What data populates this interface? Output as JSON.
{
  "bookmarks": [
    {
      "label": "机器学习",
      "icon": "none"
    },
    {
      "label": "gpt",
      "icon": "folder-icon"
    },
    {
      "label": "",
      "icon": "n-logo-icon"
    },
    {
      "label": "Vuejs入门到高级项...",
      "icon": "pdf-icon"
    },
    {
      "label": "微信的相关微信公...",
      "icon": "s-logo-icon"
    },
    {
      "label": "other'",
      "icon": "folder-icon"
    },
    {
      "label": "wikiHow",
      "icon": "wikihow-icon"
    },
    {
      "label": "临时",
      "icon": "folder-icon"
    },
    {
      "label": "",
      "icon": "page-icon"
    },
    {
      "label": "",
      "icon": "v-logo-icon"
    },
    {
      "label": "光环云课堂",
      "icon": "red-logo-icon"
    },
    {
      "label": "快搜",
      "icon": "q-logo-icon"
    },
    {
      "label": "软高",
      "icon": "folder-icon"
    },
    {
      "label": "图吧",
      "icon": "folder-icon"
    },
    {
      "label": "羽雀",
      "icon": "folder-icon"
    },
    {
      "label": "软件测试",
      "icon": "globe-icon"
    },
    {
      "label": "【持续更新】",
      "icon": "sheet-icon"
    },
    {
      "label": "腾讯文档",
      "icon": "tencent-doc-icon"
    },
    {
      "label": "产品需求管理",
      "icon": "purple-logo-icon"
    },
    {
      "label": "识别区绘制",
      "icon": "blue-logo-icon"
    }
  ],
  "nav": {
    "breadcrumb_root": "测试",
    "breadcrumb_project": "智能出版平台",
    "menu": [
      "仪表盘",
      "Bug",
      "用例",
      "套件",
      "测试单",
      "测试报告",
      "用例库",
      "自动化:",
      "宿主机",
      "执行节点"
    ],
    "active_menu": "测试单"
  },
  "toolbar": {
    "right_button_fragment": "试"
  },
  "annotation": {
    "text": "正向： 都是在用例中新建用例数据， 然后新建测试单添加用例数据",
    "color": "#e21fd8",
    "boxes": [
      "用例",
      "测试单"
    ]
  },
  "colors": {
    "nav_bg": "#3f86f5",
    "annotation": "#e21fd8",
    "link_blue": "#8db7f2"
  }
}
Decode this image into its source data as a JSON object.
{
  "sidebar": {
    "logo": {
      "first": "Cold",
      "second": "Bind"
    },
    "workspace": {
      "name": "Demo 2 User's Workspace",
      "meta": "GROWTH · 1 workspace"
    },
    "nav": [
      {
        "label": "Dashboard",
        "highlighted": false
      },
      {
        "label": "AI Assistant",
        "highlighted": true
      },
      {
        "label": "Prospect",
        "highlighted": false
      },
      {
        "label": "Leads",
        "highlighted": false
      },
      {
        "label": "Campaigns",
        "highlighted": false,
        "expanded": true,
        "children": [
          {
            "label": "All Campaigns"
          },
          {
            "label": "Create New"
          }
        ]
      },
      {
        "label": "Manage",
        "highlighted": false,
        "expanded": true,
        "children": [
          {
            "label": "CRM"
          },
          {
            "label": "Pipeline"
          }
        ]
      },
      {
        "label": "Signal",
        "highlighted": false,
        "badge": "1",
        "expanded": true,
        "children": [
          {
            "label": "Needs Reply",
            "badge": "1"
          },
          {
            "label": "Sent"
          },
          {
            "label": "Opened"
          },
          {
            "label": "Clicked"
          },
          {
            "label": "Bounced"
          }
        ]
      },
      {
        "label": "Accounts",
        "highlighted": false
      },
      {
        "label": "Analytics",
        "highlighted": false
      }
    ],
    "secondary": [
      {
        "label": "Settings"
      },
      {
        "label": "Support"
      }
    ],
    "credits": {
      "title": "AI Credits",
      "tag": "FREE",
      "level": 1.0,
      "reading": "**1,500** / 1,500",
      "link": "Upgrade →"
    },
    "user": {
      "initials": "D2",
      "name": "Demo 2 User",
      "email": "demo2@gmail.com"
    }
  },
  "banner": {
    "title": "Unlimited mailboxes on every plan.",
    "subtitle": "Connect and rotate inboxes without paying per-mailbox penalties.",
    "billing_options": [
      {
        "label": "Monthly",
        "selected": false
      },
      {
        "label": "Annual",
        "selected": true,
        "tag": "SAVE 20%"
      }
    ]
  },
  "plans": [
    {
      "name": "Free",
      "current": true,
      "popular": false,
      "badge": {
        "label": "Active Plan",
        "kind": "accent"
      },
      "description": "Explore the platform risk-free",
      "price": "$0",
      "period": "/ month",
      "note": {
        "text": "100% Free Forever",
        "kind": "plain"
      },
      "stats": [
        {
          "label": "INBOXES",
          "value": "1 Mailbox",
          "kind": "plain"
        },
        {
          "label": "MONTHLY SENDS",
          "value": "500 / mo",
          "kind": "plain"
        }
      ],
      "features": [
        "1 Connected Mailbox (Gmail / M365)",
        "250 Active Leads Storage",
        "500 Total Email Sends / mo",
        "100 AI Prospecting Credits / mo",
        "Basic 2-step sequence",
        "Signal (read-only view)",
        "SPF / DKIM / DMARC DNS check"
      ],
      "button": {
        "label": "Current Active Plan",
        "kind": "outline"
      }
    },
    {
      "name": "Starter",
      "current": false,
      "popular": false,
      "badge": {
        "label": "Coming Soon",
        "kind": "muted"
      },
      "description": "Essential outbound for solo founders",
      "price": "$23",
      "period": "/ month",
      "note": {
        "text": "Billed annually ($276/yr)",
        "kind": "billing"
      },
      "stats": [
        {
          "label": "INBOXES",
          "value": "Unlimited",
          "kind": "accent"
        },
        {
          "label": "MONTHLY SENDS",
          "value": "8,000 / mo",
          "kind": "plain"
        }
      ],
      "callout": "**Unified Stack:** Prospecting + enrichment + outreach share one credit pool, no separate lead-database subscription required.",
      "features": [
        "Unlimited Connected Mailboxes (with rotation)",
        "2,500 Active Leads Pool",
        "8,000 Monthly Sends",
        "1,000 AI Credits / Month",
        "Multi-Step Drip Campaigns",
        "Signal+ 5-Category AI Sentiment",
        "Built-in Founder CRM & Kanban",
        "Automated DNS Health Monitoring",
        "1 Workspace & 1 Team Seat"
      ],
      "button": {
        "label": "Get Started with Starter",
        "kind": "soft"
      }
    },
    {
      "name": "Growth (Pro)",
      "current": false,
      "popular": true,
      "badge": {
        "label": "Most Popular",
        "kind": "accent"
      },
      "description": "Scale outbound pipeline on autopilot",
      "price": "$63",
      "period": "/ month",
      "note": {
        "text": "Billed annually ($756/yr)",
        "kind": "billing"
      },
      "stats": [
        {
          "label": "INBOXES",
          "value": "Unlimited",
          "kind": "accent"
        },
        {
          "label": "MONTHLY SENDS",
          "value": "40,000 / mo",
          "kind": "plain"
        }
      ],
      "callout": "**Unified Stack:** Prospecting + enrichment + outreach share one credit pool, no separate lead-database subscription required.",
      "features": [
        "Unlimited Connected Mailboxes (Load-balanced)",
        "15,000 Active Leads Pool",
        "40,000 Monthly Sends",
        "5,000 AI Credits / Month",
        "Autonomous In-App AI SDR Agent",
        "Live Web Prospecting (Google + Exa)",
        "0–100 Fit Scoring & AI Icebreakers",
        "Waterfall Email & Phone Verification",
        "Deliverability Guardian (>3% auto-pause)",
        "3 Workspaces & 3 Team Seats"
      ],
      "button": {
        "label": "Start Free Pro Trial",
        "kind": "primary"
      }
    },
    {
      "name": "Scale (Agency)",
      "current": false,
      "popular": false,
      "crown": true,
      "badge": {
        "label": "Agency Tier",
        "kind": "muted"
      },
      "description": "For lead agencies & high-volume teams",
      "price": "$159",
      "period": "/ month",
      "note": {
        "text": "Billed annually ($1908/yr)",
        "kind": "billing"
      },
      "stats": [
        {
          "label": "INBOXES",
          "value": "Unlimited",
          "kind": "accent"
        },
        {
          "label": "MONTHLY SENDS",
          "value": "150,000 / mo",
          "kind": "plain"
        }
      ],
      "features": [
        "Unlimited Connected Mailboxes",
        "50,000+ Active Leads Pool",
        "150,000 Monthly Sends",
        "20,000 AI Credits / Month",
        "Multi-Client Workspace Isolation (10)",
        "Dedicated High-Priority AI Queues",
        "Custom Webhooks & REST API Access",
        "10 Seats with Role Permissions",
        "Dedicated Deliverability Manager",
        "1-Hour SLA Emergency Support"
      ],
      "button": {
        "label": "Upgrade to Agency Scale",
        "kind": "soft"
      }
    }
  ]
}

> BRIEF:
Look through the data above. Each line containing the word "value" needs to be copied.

> ANSWER BELOW:
          "value": "1 Mailbox",
          "value": "500 / mo",
          "value": "Unlimited",
          "value": "8,000 / mo",
          "value": "Unlimited",
          "value": "40,000 / mo",
          "value": "Unlimited",
          "value": "150,000 / mo",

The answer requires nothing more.